**EXERCISE INSTRUCTIONS:**
Line by line, copy the records below exactly and leave the pictures out.

**STORED DATA:**
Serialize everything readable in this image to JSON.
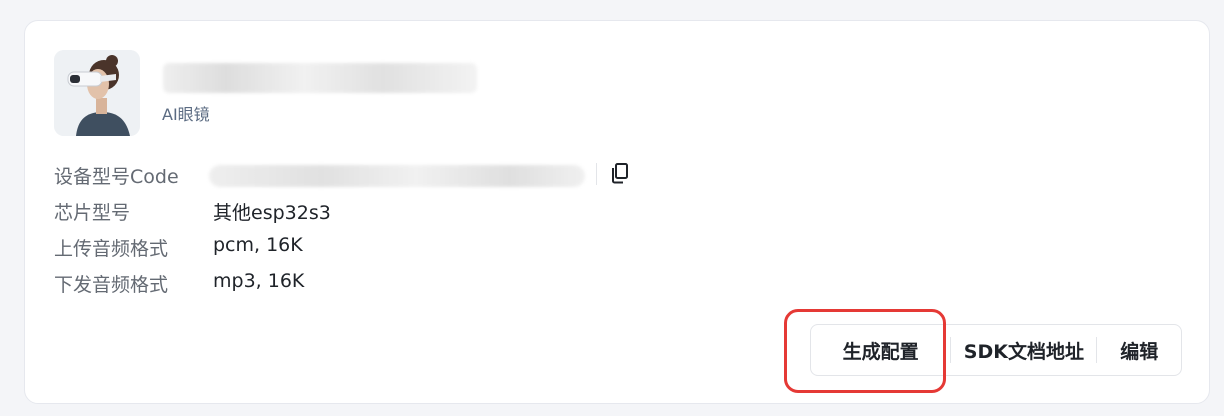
{
  "device": {
    "category": "AI眼镜",
    "avatar_icon": "person-with-vr-glasses-photo"
  },
  "details": {
    "code_label": "设备型号Code",
    "chip_label": "芯片型号",
    "chip_value": "其他esp32s3",
    "upload_label": "上传音频格式",
    "upload_value": "pcm, 16K",
    "download_label": "下发音频格式",
    "download_value": "mp3, 16K",
    "copy_icon": "copy-icon"
  },
  "actions": {
    "generate": "生成配置",
    "sdk": "SDK文档地址",
    "edit": "编辑"
  },
  "colors": {
    "highlight": "#e53935",
    "category_text": "#5b6b82"
  }
}
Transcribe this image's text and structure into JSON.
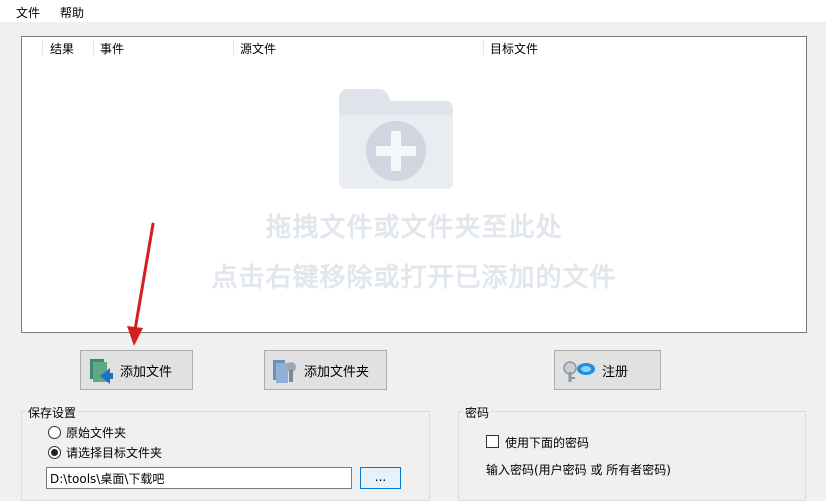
{
  "menu": {
    "file": "文件",
    "help": "帮助"
  },
  "columns": {
    "result": "结果",
    "event": "事件",
    "source": "源文件",
    "target": "目标文件"
  },
  "drop_hint": {
    "line1": "拖拽文件或文件夹至此处",
    "line2": "点击右键移除或打开已添加的文件"
  },
  "buttons": {
    "add_file": "添加文件",
    "add_folder": "添加文件夹",
    "register": "注册"
  },
  "save_settings": {
    "title": "保存设置",
    "option_original": "原始文件夹",
    "option_target": "请选择目标文件夹",
    "selected": "target",
    "path_value": "D:\\tools\\桌面\\下载吧",
    "browse_label": "..."
  },
  "password": {
    "title": "密码",
    "use_password_label": "使用下面的密码",
    "use_password_checked": false,
    "input_label": "输入密码(用户密码 或 所有者密码)"
  },
  "colors": {
    "annotation_arrow": "#d21f1f",
    "hint_text": "#e2e7ee"
  }
}
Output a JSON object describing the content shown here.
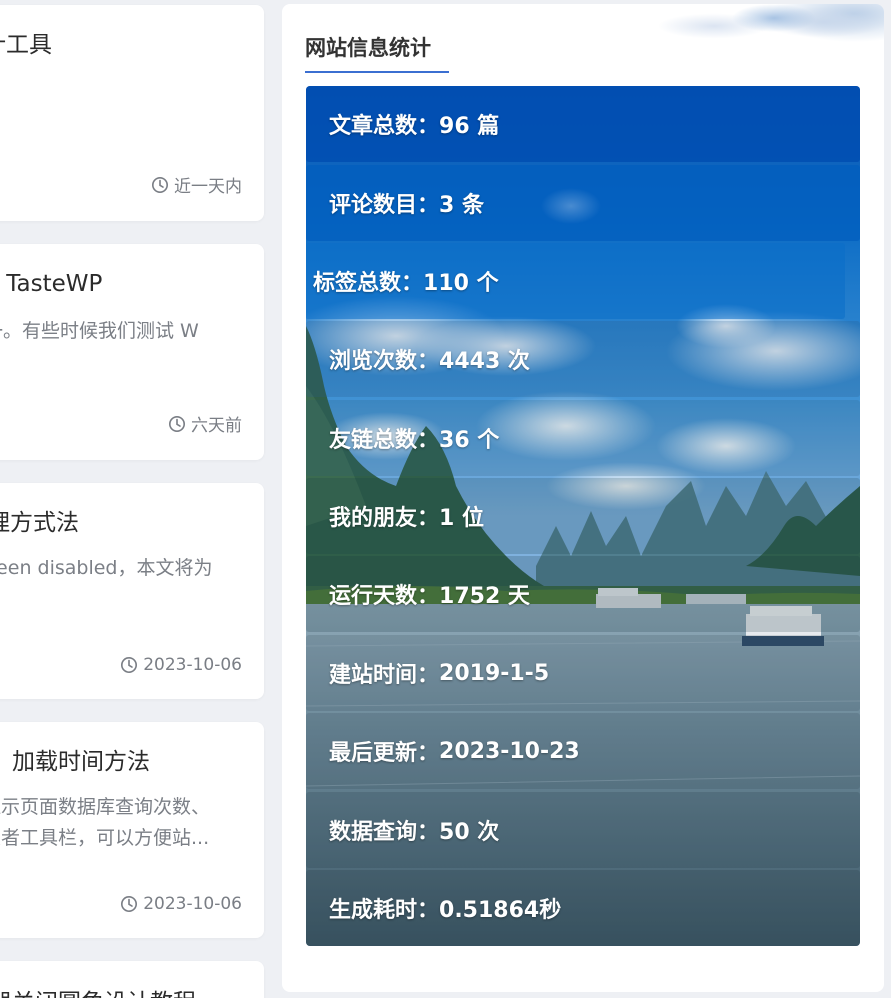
{
  "posts": [
    {
      "title": "统计工具",
      "excerpt": [],
      "time": "近一天内"
    },
    {
      "title": "试 TasteWP",
      "excerpt": [
        "一。有些时候我们测试 W"
      ],
      "time": "六天前"
    },
    {
      "title": "处理方式法",
      "excerpt": [
        "been disabled，本文将为"
      ],
      "time": "2023-10-06"
    },
    {
      "title": "加载时间方法",
      "excerpt": [
        "显示页面数据库查询次数、",
        "发者工具栏，可以方便站..."
      ],
      "time": "2023-10-06"
    },
    {
      "title": "览器关闭圆角设计教程",
      "excerpt": [],
      "time": ""
    }
  ],
  "widget": {
    "title": "网站信息统计",
    "stats": [
      {
        "label": "文章总数：",
        "value": "96 篇"
      },
      {
        "label": "评论数目：",
        "value": "3 条"
      },
      {
        "label": "标签总数：",
        "value": "110 个"
      },
      {
        "label": "浏览次数：",
        "value": "4443 次"
      },
      {
        "label": "友链总数：",
        "value": "36 个"
      },
      {
        "label": "我的朋友：",
        "value": "1 位"
      },
      {
        "label": "运行天数：",
        "value": "1752 天"
      },
      {
        "label": "建站时间：",
        "value": "2019-1-5"
      },
      {
        "label": "最后更新：",
        "value": "2023-10-23"
      },
      {
        "label": "数据查询：",
        "value": "50 次"
      },
      {
        "label": "生成耗时：",
        "value": "0.51864秒"
      }
    ]
  },
  "colors": {
    "accent": "#3b6fd1",
    "page_bg": "#eef0f4",
    "card_bg": "#ffffff"
  }
}
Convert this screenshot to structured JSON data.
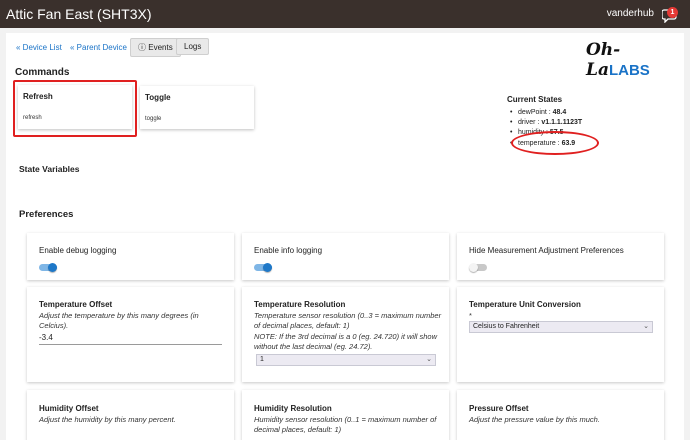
{
  "header": {
    "title": "Attic Fan East (SHT3X)",
    "user": "vanderhub",
    "notification_count": "1"
  },
  "nav": {
    "device_list": "« Device List",
    "parent_device": "« Parent Device",
    "events": "Events",
    "logs": "Logs"
  },
  "logo": {
    "script": "Oh-La",
    "labs": "LABS"
  },
  "commands": {
    "title": "Commands",
    "items": [
      {
        "name": "Refresh",
        "sub": "refresh"
      },
      {
        "name": "Toggle",
        "sub": "toggle"
      }
    ]
  },
  "current_states": {
    "title": "Current States",
    "items": [
      {
        "key": "dewPoint : ",
        "value": "48.4"
      },
      {
        "key": "driver : ",
        "value": "v1.1.1.1123T"
      },
      {
        "key": "humidity : ",
        "value": "57.5"
      },
      {
        "key": "temperature : ",
        "value": "63.9"
      }
    ]
  },
  "state_variables": {
    "title": "State Variables"
  },
  "preferences": {
    "title": "Preferences",
    "debug_logging": {
      "label": "Enable debug logging",
      "on": true
    },
    "info_logging": {
      "label": "Enable info logging",
      "on": true
    },
    "hide_measurement": {
      "label": "Hide Measurement Adjustment Preferences",
      "on": false
    },
    "temperature_offset": {
      "label": "Temperature Offset",
      "desc": "Adjust the temperature by this many degrees (in Celcius).",
      "value": "-3.4"
    },
    "temperature_resolution": {
      "label": "Temperature Resolution",
      "desc": "Temperature sensor resolution (0..3 = maximum number of decimal places, default: 1)",
      "note": "NOTE: If the 3rd decimal is a 0 (eg. 24.720) it will show without the last decimal (eg. 24.72).",
      "value": "1"
    },
    "temperature_unit": {
      "label": "Temperature Unit Conversion",
      "required": "*",
      "value": "Celsius to Fahrenheit"
    },
    "humidity_offset": {
      "label": "Humidity Offset",
      "desc": "Adjust the humidity by this many percent."
    },
    "humidity_resolution": {
      "label": "Humidity Resolution",
      "desc": "Humidity sensor resolution (0..1 = maximum number of decimal places, default: 1)"
    },
    "pressure_offset": {
      "label": "Pressure Offset",
      "desc": "Adjust the pressure value by this much."
    }
  },
  "colors": {
    "topbar": "#3a302c",
    "accent": "#1e78c8",
    "highlight": "#e02020"
  }
}
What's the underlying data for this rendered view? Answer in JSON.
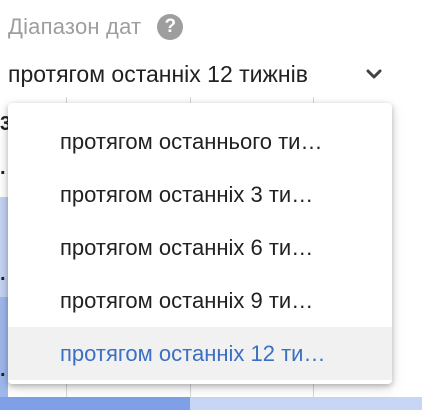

**TASK RESULT:**
Serialize everything readable in this image to JSON.
{
  "device": {
    "category": "AI眼镜",
    "avatar_icon": "person-with-vr-glasses-photo"
  },
  "details": {
    "code_label": "设备型号Code",
    "chip_label": "芯片型号",
    "chip_value": "其他esp32s3",
    "upload_label": "上传音频格式",
    "upload_value": "pcm, 16K",
    "download_label": "下发音频格式",
    "download_value": "mp3, 16K",
    "copy_icon": "copy-icon"
  },
  "actions": {
    "generate": "生成配置",
    "sdk": "SDK文档地址",
    "edit": "编辑"
  },
  "colors": {
    "highlight": "#e53935",
    "category_text": "#5b6b82"
  }
}
Transcribe this image's text and structure into JSON.
{
  "menu": {
    "file": "文件",
    "help": "帮助"
  },
  "columns": {
    "result": "结果",
    "event": "事件",
    "source": "源文件",
    "target": "目标文件"
  },
  "drop_hint": {
    "line1": "拖拽文件或文件夹至此处",
    "line2": "点击右键移除或打开已添加的文件"
  },
  "buttons": {
    "add_file": "添加文件",
    "add_folder": "添加文件夹",
    "register": "注册"
  },
  "save_settings": {
    "title": "保存设置",
    "option_original": "原始文件夹",
    "option_target": "请选择目标文件夹",
    "selected": "target",
    "path_value": "D:\\tools\\桌面\\下载吧",
    "browse_label": "..."
  },
  "password": {
    "title": "密码",
    "use_password_label": "使用下面的密码",
    "use_password_checked": false,
    "input_label": "输入密码(用户密码 或 所有者密码)"
  },
  "colors": {
    "annotation_arrow": "#d21f1f",
    "hint_text": "#e2e7ee"
  }
}
Output a JSON object describing the content shown here.
{
  "posts": [
    {
      "title": "统计工具",
      "excerpt": [],
      "time": "近一天内"
    },
    {
      "title": "试 TasteWP",
      "excerpt": [
        "一。有些时候我们测试 W"
      ],
      "time": "六天前"
    },
    {
      "title": "处理方式法",
      "excerpt": [
        "been disabled，本文将为"
      ],
      "time": "2023-10-06"
    },
    {
      "title": "加载时间方法",
      "excerpt": [
        "显示页面数据库查询次数、",
        "发者工具栏，可以方便站..."
      ],
      "time": "2023-10-06"
    },
    {
      "title": "览器关闭圆角设计教程",
      "excerpt": [],
      "time": ""
    }
  ],
  "widget": {
    "title": "网站信息统计",
    "stats": [
      {
        "label": "文章总数：",
        "value": "96 篇"
      },
      {
        "label": "评论数目：",
        "value": "3 条"
      },
      {
        "label": "标签总数：",
        "value": "110 个"
      },
      {
        "label": "浏览次数：",
        "value": "4443 次"
      },
      {
        "label": "友链总数：",
        "value": "36 个"
      },
      {
        "label": "我的朋友：",
        "value": "1 位"
      },
      {
        "label": "运行天数：",
        "value": "1752 天"
      },
      {
        "label": "建站时间：",
        "value": "2019-1-5"
      },
      {
        "label": "最后更新：",
        "value": "2023-10-23"
      },
      {
        "label": "数据查询：",
        "value": "50 次"
      },
      {
        "label": "生成耗时：",
        "value": "0.51864秒"
      }
    ]
  },
  "colors": {
    "accent": "#3b6fd1",
    "page_bg": "#eef0f4",
    "card_bg": "#ffffff"
  }
}
Convert this screenshot to structured JSON data.
{
  "header": {
    "title": "Attic Fan East (SHT3X)",
    "user": "vanderhub",
    "notification_count": "1"
  },
  "nav": {
    "device_list": "« Device List",
    "parent_device": "« Parent Device",
    "events": "Events",
    "logs": "Logs"
  },
  "logo": {
    "script": "Oh-La",
    "labs": "LABS"
  },
  "commands": {
    "title": "Commands",
    "items": [
      {
        "name": "Refresh",
        "sub": "refresh"
      },
      {
        "name": "Toggle",
        "sub": "toggle"
      }
    ]
  },
  "current_states": {
    "title": "Current States",
    "items": [
      {
        "key": "dewPoint : ",
        "value": "48.4"
      },
      {
        "key": "driver : ",
        "value": "v1.1.1.1123T"
      },
      {
        "key": "humidity : ",
        "value": "57.5"
      },
      {
        "key": "temperature : ",
        "value": "63.9"
      }
    ]
  },
  "state_variables": {
    "title": "State Variables"
  },
  "preferences": {
    "title": "Preferences",
    "debug_logging": {
      "label": "Enable debug logging",
      "on": true
    },
    "info_logging": {
      "label": "Enable info logging",
      "on": true
    },
    "hide_measurement": {
      "label": "Hide Measurement Adjustment Preferences",
      "on": false
    },
    "temperature_offset": {
      "label": "Temperature Offset",
      "desc": "Adjust the temperature by this many degrees (in Celcius).",
      "value": "-3.4"
    },
    "temperature_resolution": {
      "label": "Temperature Resolution",
      "desc": "Temperature sensor resolution (0..3 = maximum number of decimal places, default: 1)",
      "note": "NOTE: If the 3rd decimal is a 0 (eg. 24.720) it will show without the last decimal (eg. 24.72).",
      "value": "1"
    },
    "temperature_unit": {
      "label": "Temperature Unit Conversion",
      "required": "*",
      "value": "Celsius to Fahrenheit"
    },
    "humidity_offset": {
      "label": "Humidity Offset",
      "desc": "Adjust the humidity by this many percent."
    },
    "humidity_resolution": {
      "label": "Humidity Resolution",
      "desc": "Humidity sensor resolution (0..1 = maximum number of decimal places, default: 1)"
    },
    "pressure_offset": {
      "label": "Pressure Offset",
      "desc": "Adjust the pressure value by this much."
    }
  },
  "colors": {
    "topbar": "#3a302c",
    "accent": "#1e78c8",
    "highlight": "#e02020"
  }
}
What's the underlying data for this rendered view? Answer in JSON.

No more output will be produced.